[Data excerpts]
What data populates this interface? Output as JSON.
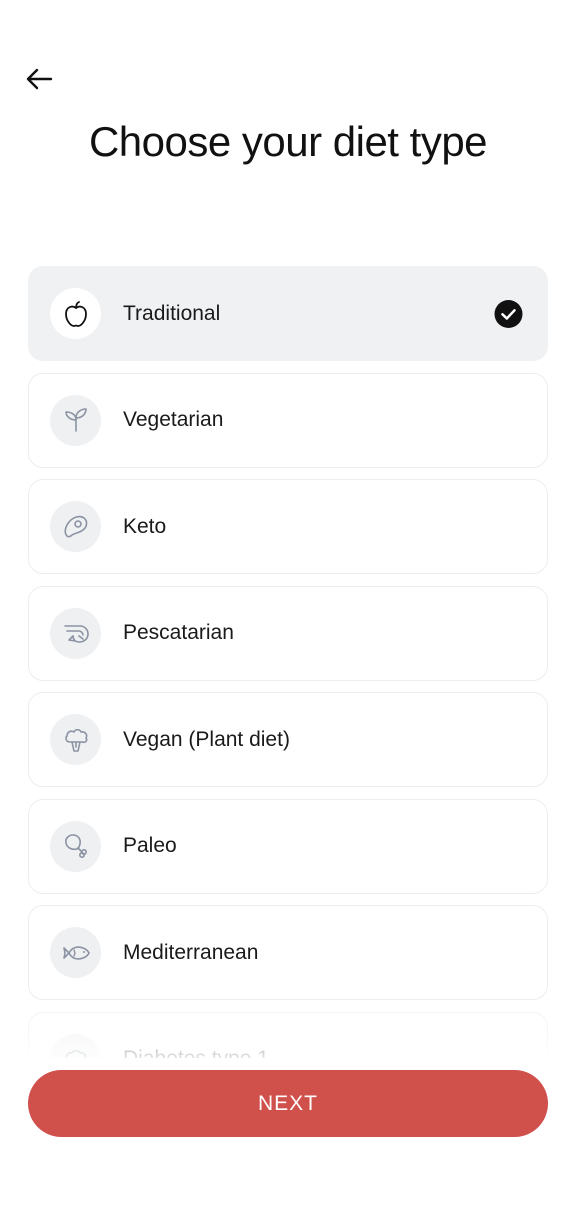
{
  "header": {
    "back_icon": "arrow-left-icon",
    "title": "Choose your diet type"
  },
  "options": [
    {
      "label": "Traditional",
      "icon": "apple-icon",
      "selected": true
    },
    {
      "label": "Vegetarian",
      "icon": "sprout-icon",
      "selected": false
    },
    {
      "label": "Keto",
      "icon": "steak-icon",
      "selected": false
    },
    {
      "label": "Pescatarian",
      "icon": "shrimp-icon",
      "selected": false
    },
    {
      "label": "Vegan (Plant diet)",
      "icon": "broccoli-icon",
      "selected": false
    },
    {
      "label": "Paleo",
      "icon": "drumstick-icon",
      "selected": false
    },
    {
      "label": "Mediterranean",
      "icon": "fish-icon",
      "selected": false
    },
    {
      "label": "Diabetes type 1",
      "icon": "cupcake-icon",
      "selected": false
    }
  ],
  "footer": {
    "next_label": "NEXT"
  },
  "colors": {
    "primary": "#d0504c",
    "selected_bg": "#f0f1f3",
    "border": "#ebedf0",
    "icon_stroke": "#8b93a3"
  }
}
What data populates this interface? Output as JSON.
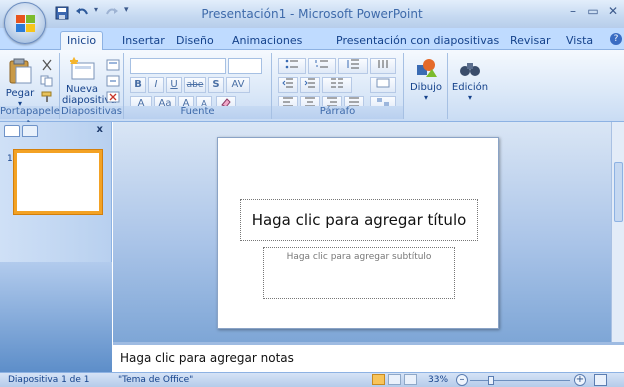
{
  "window": {
    "title": "Presentación1 - Microsoft PowerPoint",
    "minimize": "–",
    "maximize": "▭",
    "close": "✕"
  },
  "tabs": [
    "Inicio",
    "Insertar",
    "Diseño",
    "Animaciones",
    "Presentación con diapositivas",
    "Revisar",
    "Vista"
  ],
  "ribbon": {
    "portapapeles": {
      "label": "Portapapeles",
      "paste": "Pegar"
    },
    "diapositivas": {
      "label": "Diapositivas",
      "new_slide_line1": "Nueva",
      "new_slide_line2": "diapositiva ▾"
    },
    "fuente": {
      "label": "Fuente",
      "bold": "B",
      "italic": "I",
      "underline": "U",
      "strike": "abe",
      "shadow": "S",
      "spacing": "AV",
      "case": "Aa",
      "grow": "A",
      "shrink": "A"
    },
    "parrafo": {
      "label": "Párrafo"
    },
    "dibujo": {
      "label": "Dibujo"
    },
    "edicion": {
      "label": "Edición"
    }
  },
  "slides_panel": {
    "thumbnail_number": "1",
    "close": "x"
  },
  "slide": {
    "title_placeholder": "Haga clic para agregar título",
    "subtitle_placeholder": "Haga clic para agregar subtítulo"
  },
  "notes": {
    "placeholder": "Haga clic para agregar notas"
  },
  "status": {
    "slide_info": "Diapositiva 1 de 1",
    "theme": "\"Tema de Office\"",
    "zoom": "33%",
    "zoom_out": "–",
    "zoom_in": "+"
  },
  "colors": {
    "accent": "#15428b",
    "ribbon_bg": "#dbe8f8",
    "selection": "#f3a224"
  }
}
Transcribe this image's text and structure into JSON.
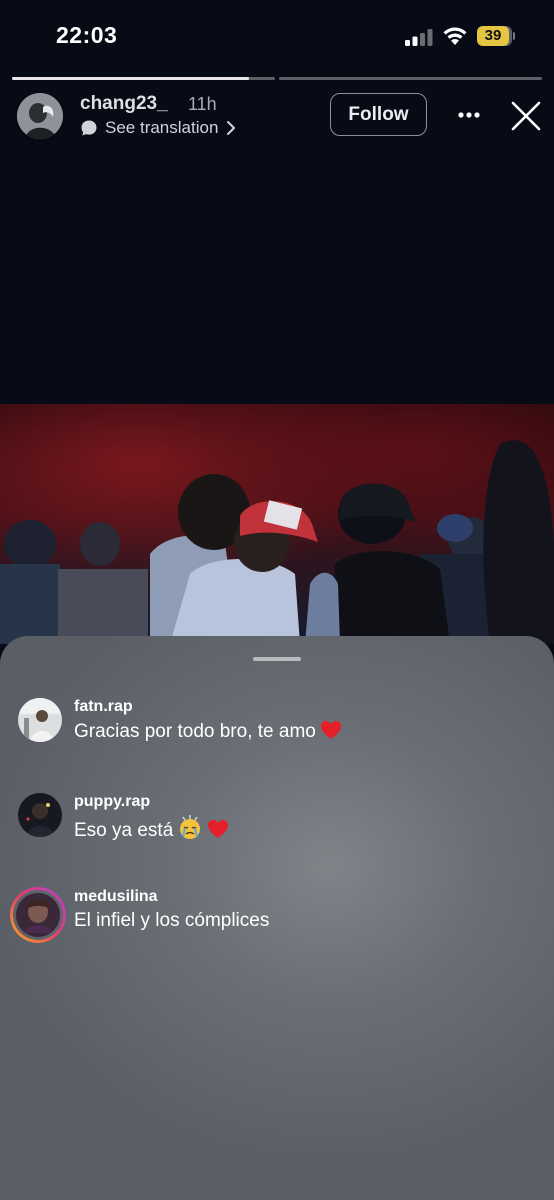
{
  "status_bar": {
    "time": "22:03",
    "battery_level": "39",
    "battery_color": "#e5c544",
    "icons": [
      "signal-icon",
      "wifi-icon",
      "battery-icon"
    ]
  },
  "story": {
    "progress_segments": [
      0.9,
      0
    ],
    "username": "chang23_",
    "time_ago": "11h",
    "see_translation_label": "See translation",
    "follow_label": "Follow",
    "icons": [
      "translate-bubble-icon",
      "chevron-right-icon",
      "more-icon",
      "close-icon"
    ]
  },
  "comments": [
    {
      "username": "fatn.rap",
      "text": "Gracias por todo bro, te amo",
      "emoji": [
        "red-heart"
      ]
    },
    {
      "username": "puppy.rap",
      "text": "Eso ya está",
      "emoji": [
        "crying-face",
        "red-heart"
      ]
    },
    {
      "username": "medusilina",
      "text": "El infiel y los cómplices",
      "emoji": [],
      "story_ring": true
    }
  ]
}
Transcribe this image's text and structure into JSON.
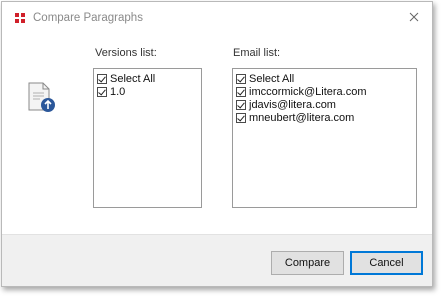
{
  "window": {
    "title": "Compare Paragraphs"
  },
  "versions": {
    "label": "Versions list:",
    "items": [
      {
        "label": "Select All",
        "checked": true
      },
      {
        "label": "1.0",
        "checked": true
      }
    ]
  },
  "emails": {
    "label": "Email list:",
    "items": [
      {
        "label": "Select All",
        "checked": true
      },
      {
        "label": "imccormick@Litera.com",
        "checked": true
      },
      {
        "label": "jdavis@litera.com",
        "checked": true
      },
      {
        "label": "mneubert@litera.com",
        "checked": true
      }
    ]
  },
  "buttons": {
    "compare": "Compare",
    "cancel": "Cancel"
  },
  "colors": {
    "accent": "#0078d7",
    "brand": "#d0202a",
    "icon_blue": "#2b579a"
  }
}
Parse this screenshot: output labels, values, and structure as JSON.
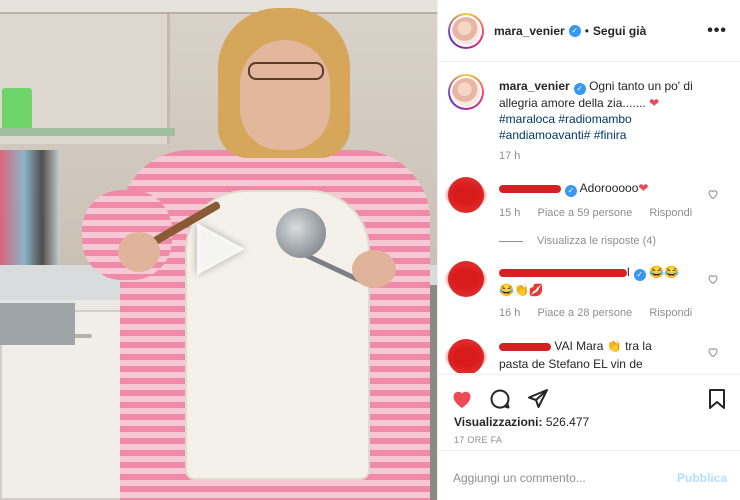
{
  "post": {
    "username": "mara_venier",
    "follow_separator": "•",
    "follow_label": "Segui già",
    "more_icon": "more-horizontal-icon",
    "verified_icon": "verified-badge-icon"
  },
  "caption": {
    "username": "mara_venier",
    "text": "Ogni tanto un po' di allegria amore della zia.......",
    "heart": "❤",
    "hashtags_line1": "#maraloca #radiomambo",
    "hashtags_line2": "#andiamoavanti# #finira",
    "time": "17 h"
  },
  "comments": [
    {
      "text": "Adorooooo",
      "emoji": "❤",
      "time": "15 h",
      "likes": "Piace a 59 persone",
      "reply": "Rispondi"
    },
    {
      "text_end": "l",
      "emoji_line1": "😂😂",
      "emoji_line2": "😂👏💋",
      "time": "16 h",
      "likes": "Piace a 28 persone",
      "reply": "Rispondi"
    },
    {
      "text_line1": "VAI Mara 👏 tra la",
      "text_line2": "pasta de Stefano EL vin de"
    }
  ],
  "view_replies": "Visualizza le risposte (4)",
  "actions": {
    "views_label": "Visualizzazioni:",
    "views_count": "526.477",
    "time_ago": "17 ORE FA"
  },
  "add_comment": {
    "placeholder": "Aggiungi un commento...",
    "publish": "Pubblica"
  },
  "colors": {
    "heart_red": "#ed4956",
    "link_blue": "#00376b",
    "verified_blue": "#3897f0",
    "publish_disabled": "#b2dffc"
  }
}
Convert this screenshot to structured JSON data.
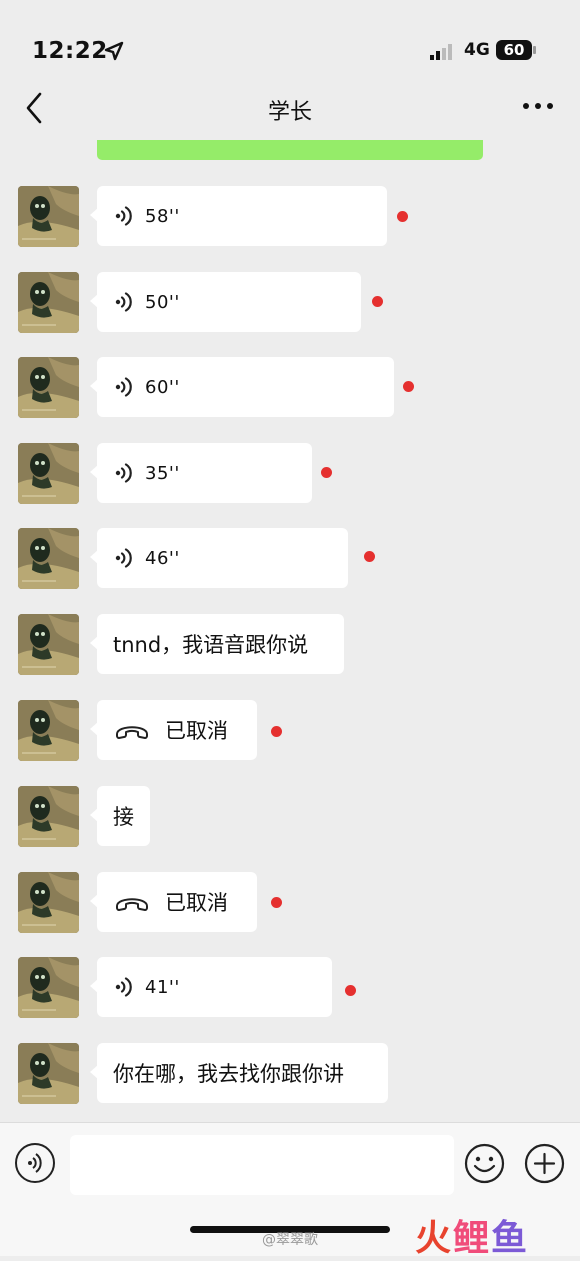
{
  "status_bar": {
    "time": "12:22",
    "network": "4G",
    "battery": "60"
  },
  "header": {
    "title": "学长"
  },
  "messages": [
    {
      "type": "voice",
      "duration": "58''",
      "unread": true
    },
    {
      "type": "voice",
      "duration": "50''",
      "unread": true
    },
    {
      "type": "voice",
      "duration": "60''",
      "unread": true
    },
    {
      "type": "voice",
      "duration": "35''",
      "unread": true
    },
    {
      "type": "voice",
      "duration": "46''",
      "unread": true
    },
    {
      "type": "text",
      "text": "tnnd，我语音跟你说",
      "unread": false
    },
    {
      "type": "call",
      "text": "已取消",
      "unread": true
    },
    {
      "type": "text",
      "text": "接",
      "unread": false
    },
    {
      "type": "call",
      "text": "已取消",
      "unread": true
    },
    {
      "type": "voice",
      "duration": "41''",
      "unread": true
    },
    {
      "type": "text",
      "text": "你在哪，我去找你跟你讲",
      "unread": false
    }
  ],
  "input_bar": {
    "message_value": "",
    "icons": [
      "voice-icon",
      "emoji-icon",
      "plus-icon"
    ]
  },
  "watermark": "@翠翠歌",
  "logo": {
    "c1": "火",
    "c2": "鲤",
    "c3": "鱼"
  },
  "colors": {
    "background": "#ededed",
    "unread_dot": "#e5302f",
    "sent_bubble": "#95ec69"
  }
}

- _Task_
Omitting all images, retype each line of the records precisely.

- _Response to the task_
What data populates this interface? Output as JSON.
{
  "header": {
    "back_icon": "arrow-left-icon",
    "title": "Choose your diet type"
  },
  "options": [
    {
      "label": "Traditional",
      "icon": "apple-icon",
      "selected": true
    },
    {
      "label": "Vegetarian",
      "icon": "sprout-icon",
      "selected": false
    },
    {
      "label": "Keto",
      "icon": "steak-icon",
      "selected": false
    },
    {
      "label": "Pescatarian",
      "icon": "shrimp-icon",
      "selected": false
    },
    {
      "label": "Vegan (Plant diet)",
      "icon": "broccoli-icon",
      "selected": false
    },
    {
      "label": "Paleo",
      "icon": "drumstick-icon",
      "selected": false
    },
    {
      "label": "Mediterranean",
      "icon": "fish-icon",
      "selected": false
    },
    {
      "label": "Diabetes type 1",
      "icon": "cupcake-icon",
      "selected": false
    }
  ],
  "footer": {
    "next_label": "NEXT"
  },
  "colors": {
    "primary": "#d0504c",
    "selected_bg": "#f0f1f3",
    "border": "#ebedf0",
    "icon_stroke": "#8b93a3"
  }
}
What data populates this interface? Output as JSON.
{
  "window": {
    "title": "Presentación1 - Microsoft PowerPoint",
    "minimize": "–",
    "maximize": "▭",
    "close": "✕"
  },
  "tabs": [
    "Inicio",
    "Insertar",
    "Diseño",
    "Animaciones",
    "Presentación con diapositivas",
    "Revisar",
    "Vista"
  ],
  "ribbon": {
    "portapapeles": {
      "label": "Portapapeles",
      "paste": "Pegar"
    },
    "diapositivas": {
      "label": "Diapositivas",
      "new_slide_line1": "Nueva",
      "new_slide_line2": "diapositiva ▾"
    },
    "fuente": {
      "label": "Fuente",
      "bold": "B",
      "italic": "I",
      "underline": "U",
      "strike": "abe",
      "shadow": "S",
      "spacing": "AV",
      "case": "Aa",
      "grow": "A",
      "shrink": "A"
    },
    "parrafo": {
      "label": "Párrafo"
    },
    "dibujo": {
      "label": "Dibujo"
    },
    "edicion": {
      "label": "Edición"
    }
  },
  "slides_panel": {
    "thumbnail_number": "1",
    "close": "x"
  },
  "slide": {
    "title_placeholder": "Haga clic para agregar título",
    "subtitle_placeholder": "Haga clic para agregar subtítulo"
  },
  "notes": {
    "placeholder": "Haga clic para agregar notas"
  },
  "status": {
    "slide_info": "Diapositiva 1 de 1",
    "theme": "\"Tema de Office\"",
    "zoom": "33%",
    "zoom_out": "–",
    "zoom_in": "+"
  },
  "colors": {
    "accent": "#15428b",
    "ribbon_bg": "#dbe8f8",
    "selection": "#f3a224"
  }
}
Transcribe this image's text and structure into JSON.
{
  "status_bar": {
    "time": "22:03",
    "battery_level": "39",
    "battery_color": "#e5c544",
    "icons": [
      "signal-icon",
      "wifi-icon",
      "battery-icon"
    ]
  },
  "story": {
    "progress_segments": [
      0.9,
      0
    ],
    "username": "chang23_",
    "time_ago": "11h",
    "see_translation_label": "See translation",
    "follow_label": "Follow",
    "icons": [
      "translate-bubble-icon",
      "chevron-right-icon",
      "more-icon",
      "close-icon"
    ]
  },
  "comments": [
    {
      "username": "fatn.rap",
      "text": "Gracias por todo bro, te amo",
      "emoji": [
        "red-heart"
      ]
    },
    {
      "username": "puppy.rap",
      "text": "Eso ya está",
      "emoji": [
        "crying-face",
        "red-heart"
      ]
    },
    {
      "username": "medusilina",
      "text": "El infiel y los cómplices",
      "emoji": [],
      "story_ring": true
    }
  ]
}
Transcribe this image's text and structure into JSON.
{
  "window": {
    "title": "Compare Paragraphs"
  },
  "versions": {
    "label": "Versions list:",
    "items": [
      {
        "label": "Select All",
        "checked": true
      },
      {
        "label": "1.0",
        "checked": true
      }
    ]
  },
  "emails": {
    "label": "Email list:",
    "items": [
      {
        "label": "Select All",
        "checked": true
      },
      {
        "label": "imccormick@Litera.com",
        "checked": true
      },
      {
        "label": "jdavis@litera.com",
        "checked": true
      },
      {
        "label": "mneubert@litera.com",
        "checked": true
      }
    ]
  },
  "buttons": {
    "compare": "Compare",
    "cancel": "Cancel"
  },
  "colors": {
    "accent": "#0078d7",
    "brand": "#d0202a",
    "icon_blue": "#2b579a"
  }
}
Parse this screenshot: output labels, values, and structure as JSON.
{
  "post": {
    "username": "mara_venier",
    "follow_separator": "•",
    "follow_label": "Segui già",
    "more_icon": "more-horizontal-icon",
    "verified_icon": "verified-badge-icon"
  },
  "caption": {
    "username": "mara_venier",
    "text": "Ogni tanto un po' di allegria amore della zia.......",
    "heart": "❤",
    "hashtags_line1": "#maraloca #radiomambo",
    "hashtags_line2": "#andiamoavanti# #finira",
    "time": "17 h"
  },
  "comments": [
    {
      "text": "Adorooooo",
      "emoji": "❤",
      "time": "15 h",
      "likes": "Piace a 59 persone",
      "reply": "Rispondi"
    },
    {
      "text_end": "l",
      "emoji_line1": "😂😂",
      "emoji_line2": "😂👏💋",
      "time": "16 h",
      "likes": "Piace a 28 persone",
      "reply": "Rispondi"
    },
    {
      "text_line1": "VAI Mara 👏 tra la",
      "text_line2": "pasta de Stefano EL vin de"
    }
  ],
  "view_replies": "Visualizza le risposte (4)",
  "actions": {
    "views_label": "Visualizzazioni:",
    "views_count": "526.477",
    "time_ago": "17 ORE FA"
  },
  "add_comment": {
    "placeholder": "Aggiungi un commento...",
    "publish": "Pubblica"
  },
  "colors": {
    "heart_red": "#ed4956",
    "link_blue": "#00376b",
    "verified_blue": "#3897f0",
    "publish_disabled": "#b2dffc"
  }
}
Convert this screenshot to structured JSON data.
{
  "status_bar": {
    "time": "12:22",
    "network": "4G",
    "battery": "60"
  },
  "header": {
    "title": "学长"
  },
  "messages": [
    {
      "type": "voice",
      "duration": "58''",
      "unread": true
    },
    {
      "type": "voice",
      "duration": "50''",
      "unread": true
    },
    {
      "type": "voice",
      "duration": "60''",
      "unread": true
    },
    {
      "type": "voice",
      "duration": "35''",
      "unread": true
    },
    {
      "type": "voice",
      "duration": "46''",
      "unread": true
    },
    {
      "type": "text",
      "text": "tnnd，我语音跟你说",
      "unread": false
    },
    {
      "type": "call",
      "text": "已取消",
      "unread": true
    },
    {
      "type": "text",
      "text": "接",
      "unread": false
    },
    {
      "type": "call",
      "text": "已取消",
      "unread": true
    },
    {
      "type": "voice",
      "duration": "41''",
      "unread": true
    },
    {
      "type": "text",
      "text": "你在哪，我去找你跟你讲",
      "unread": false
    }
  ],
  "input_bar": {
    "message_value": "",
    "icons": [
      "voice-icon",
      "emoji-icon",
      "plus-icon"
    ]
  },
  "watermark": "@翠翠歌",
  "logo": {
    "c1": "火",
    "c2": "鲤",
    "c3": "鱼"
  },
  "colors": {
    "background": "#ededed",
    "unread_dot": "#e5302f",
    "sent_bubble": "#95ec69"
  }
}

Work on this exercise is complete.